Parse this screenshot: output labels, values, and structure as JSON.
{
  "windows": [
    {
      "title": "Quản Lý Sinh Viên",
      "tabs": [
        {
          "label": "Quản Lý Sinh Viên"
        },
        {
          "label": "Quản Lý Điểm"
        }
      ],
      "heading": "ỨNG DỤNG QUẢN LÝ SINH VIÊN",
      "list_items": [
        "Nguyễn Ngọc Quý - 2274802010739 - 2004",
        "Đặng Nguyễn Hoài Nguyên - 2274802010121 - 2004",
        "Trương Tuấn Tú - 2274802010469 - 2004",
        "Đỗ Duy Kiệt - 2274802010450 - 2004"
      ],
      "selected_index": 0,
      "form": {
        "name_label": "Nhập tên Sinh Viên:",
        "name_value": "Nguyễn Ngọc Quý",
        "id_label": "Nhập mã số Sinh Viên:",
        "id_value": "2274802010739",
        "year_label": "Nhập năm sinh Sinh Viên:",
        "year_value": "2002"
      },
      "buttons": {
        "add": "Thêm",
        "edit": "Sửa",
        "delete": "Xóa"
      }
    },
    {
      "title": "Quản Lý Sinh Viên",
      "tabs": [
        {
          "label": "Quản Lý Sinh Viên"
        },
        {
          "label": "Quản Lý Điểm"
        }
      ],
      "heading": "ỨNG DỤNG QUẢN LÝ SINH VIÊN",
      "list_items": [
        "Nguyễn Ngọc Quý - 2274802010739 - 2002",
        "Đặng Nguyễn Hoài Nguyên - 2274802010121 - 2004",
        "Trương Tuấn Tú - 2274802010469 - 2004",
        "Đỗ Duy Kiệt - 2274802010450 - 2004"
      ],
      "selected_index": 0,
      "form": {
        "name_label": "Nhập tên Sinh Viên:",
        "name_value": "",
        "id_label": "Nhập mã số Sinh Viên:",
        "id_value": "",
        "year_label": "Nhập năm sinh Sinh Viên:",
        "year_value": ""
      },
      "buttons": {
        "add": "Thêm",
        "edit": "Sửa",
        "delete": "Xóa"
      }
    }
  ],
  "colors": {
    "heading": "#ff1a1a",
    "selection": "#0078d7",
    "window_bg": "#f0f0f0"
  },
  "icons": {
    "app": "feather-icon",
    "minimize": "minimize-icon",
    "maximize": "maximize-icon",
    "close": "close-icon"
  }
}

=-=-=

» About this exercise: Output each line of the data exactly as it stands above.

» Output below:
Parse this screenshot: output labels, values, and structure as JSON.
{
  "windows": [
    {
      "title": "Quản Lý Sinh Viên",
      "tabs": [
        {
          "label": "Quản Lý Sinh Viên"
        },
        {
          "label": "Quản Lý Điểm"
        }
      ],
      "heading": "ỨNG DỤNG QUẢN LÝ SINH VIÊN",
      "list_items": [
        "Nguyễn Ngọc Quý - 2274802010739 - 2004",
        "Đặng Nguyễn Hoài Nguyên - 2274802010121 - 2004",
        "Trương Tuấn Tú - 2274802010469 - 2004",
        "Đỗ Duy Kiệt - 2274802010450 - 2004"
      ],
      "selected_index": 0,
      "form": {
        "name_label": "Nhập tên Sinh Viên:",
        "name_value": "Nguyễn Ngọc Quý",
        "id_label": "Nhập mã số Sinh Viên:",
        "id_value": "2274802010739",
        "year_label": "Nhập năm sinh Sinh Viên:",
        "year_value": "2002"
      },
      "buttons": {
        "add": "Thêm",
        "edit": "Sửa",
        "delete": "Xóa"
      }
    },
    {
      "title": "Quản Lý Sinh Viên",
      "tabs": [
        {
          "label": "Quản Lý Sinh Viên"
        },
        {
          "label": "Quản Lý Điểm"
        }
      ],
      "heading": "ỨNG DỤNG QUẢN LÝ SINH VIÊN",
      "list_items": [
        "Nguyễn Ngọc Quý - 2274802010739 - 2002",
        "Đặng Nguyễn Hoài Nguyên - 2274802010121 - 2004",
        "Trương Tuấn Tú - 2274802010469 - 2004",
        "Đỗ Duy Kiệt - 2274802010450 - 2004"
      ],
      "selected_index": 0,
      "form": {
        "name_label": "Nhập tên Sinh Viên:",
        "name_value": "",
        "id_label": "Nhập mã số Sinh Viên:",
        "id_value": "",
        "year_label": "Nhập năm sinh Sinh Viên:",
        "year_value": ""
      },
      "buttons": {
        "add": "Thêm",
        "edit": "Sửa",
        "delete": "Xóa"
      }
    }
  ],
  "colors": {
    "heading": "#ff1a1a",
    "selection": "#0078d7",
    "window_bg": "#f0f0f0"
  },
  "icons": {
    "app": "feather-icon",
    "minimize": "minimize-icon",
    "maximize": "maximize-icon",
    "close": "close-icon"
  }
}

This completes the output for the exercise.